15. The exhaust filtration system of claim 12, wherein the predetermined flow rate threshold is in a range of 0.5 to 0.9 m3/s.

16. The exhaust filtration system of claim 11, wherein the controller is further configured to:

when the flow rate is below the predetermined flow rate threshold, estimate the soot load based on a difference between a pressure measured by the first sensor and a pressure measured by the second sensor; and
when the flow rate is above the predetermined flow rate threshold, estimate the soot load based on a difference between a pressure measured by the third sensor and a pressure measured by the fourth sensor.

17. The exhaust filtration system of claim 11, wherein the controller is further configured to compare the estimated soot load to a predetermined soot load threshold.

18. The exhaust filtration system of claim 17, wherein the controller is further configured to run an exhaust filter regeneration process when the estimated soot load is higher than the predetermined soot load threshold.

19. The exhaust filtration system of claim 17, wherein the soot load threshold is at least 4.5 g/L.

20. The exhaust filtration system of claim 17, wherein the soot load threshold is in a range of 4.5-6 g/L.

21. The exhaust filtration system of claim 11, wherein, in the step of periodically determining the flow rate by the controller, the flow rate is updated at a rate of at least 5 Hz.

22. The exhaust filtration system of claim 11, wherein the first and second pressure sensors are calibrated for use in measuring a first range of pressures, and the third and fourth pressure sensors are calibrated for use in measuring a second range of pressures, wherein at least a portion of the second range of pressures is greater than at least a portion of the first range of pressures.

23. The exhaust filtration system of claim 11, wherein the first and second pressure sensors are rated for use in measuring a first range of pressures, and the third and fourth pressure sensors are rated for use in measuring a second range of pressures, wherein at least a portion of the second range of pressures is greater than at least a portion of the first range of pressures.

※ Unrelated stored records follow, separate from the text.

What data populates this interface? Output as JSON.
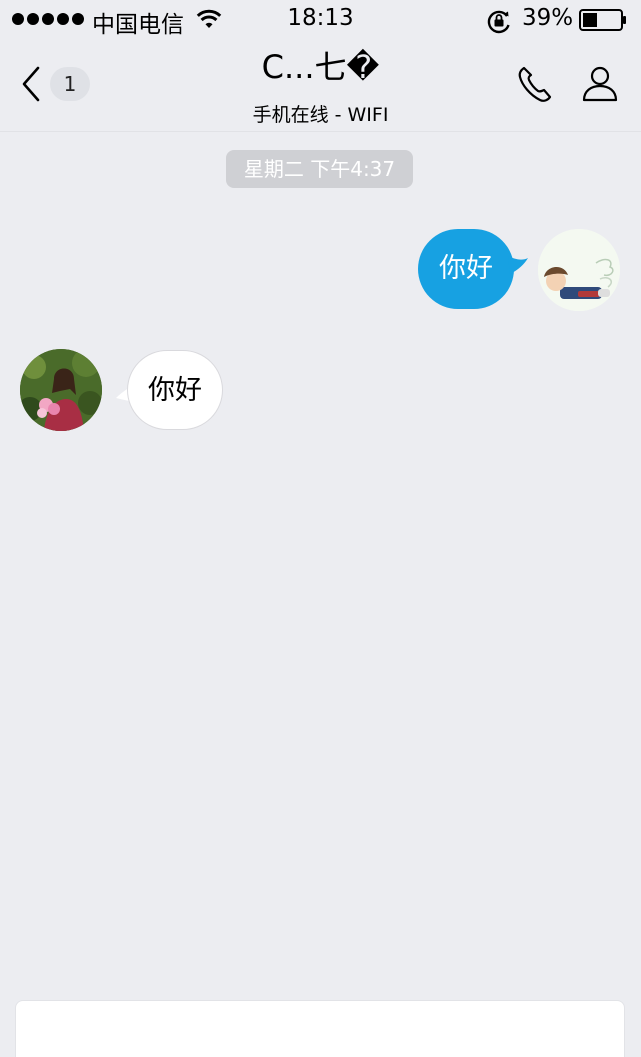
{
  "status_bar": {
    "carrier": "中国电信",
    "time": "18:13",
    "battery_percent": "39%",
    "battery_level": 0.39,
    "signal_bars": 5
  },
  "nav": {
    "unread_count": "1",
    "title": "C...七�",
    "subtitle": "手机在线 - WIFI"
  },
  "chat": {
    "timestamp": "星期二 下午4:37",
    "messages": [
      {
        "sender": "self",
        "text": "你好"
      },
      {
        "sender": "friend",
        "text": "你好"
      }
    ]
  },
  "icons": {
    "back": "chevron-left-icon",
    "phone": "phone-icon",
    "profile": "person-icon",
    "wifi": "wifi-icon",
    "orientation_lock": "lock-rotation-icon",
    "battery": "battery-icon"
  },
  "colors": {
    "background": "#ecedf1",
    "outgoing_bubble": "#17a1e2",
    "incoming_bubble": "#ffffff",
    "timestamp_pill": "#cfd0d4"
  }
}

Patent History
Publication number: 20210003060
Type: Application
Filed: Mar 5, 2018
Publication Date: Jan 7, 2021
Applicant: CUMMINS EMISSION SOLUTIONS INC. (Columbus, IN)
Inventor: Sriram Srinivasan (Greenwood, IN)
Application Number: 16/975,982
Classifications
International Classification: F01N 9/00 (20060101); F01N 3/021 (20060101); F01N 11/00 (20060101);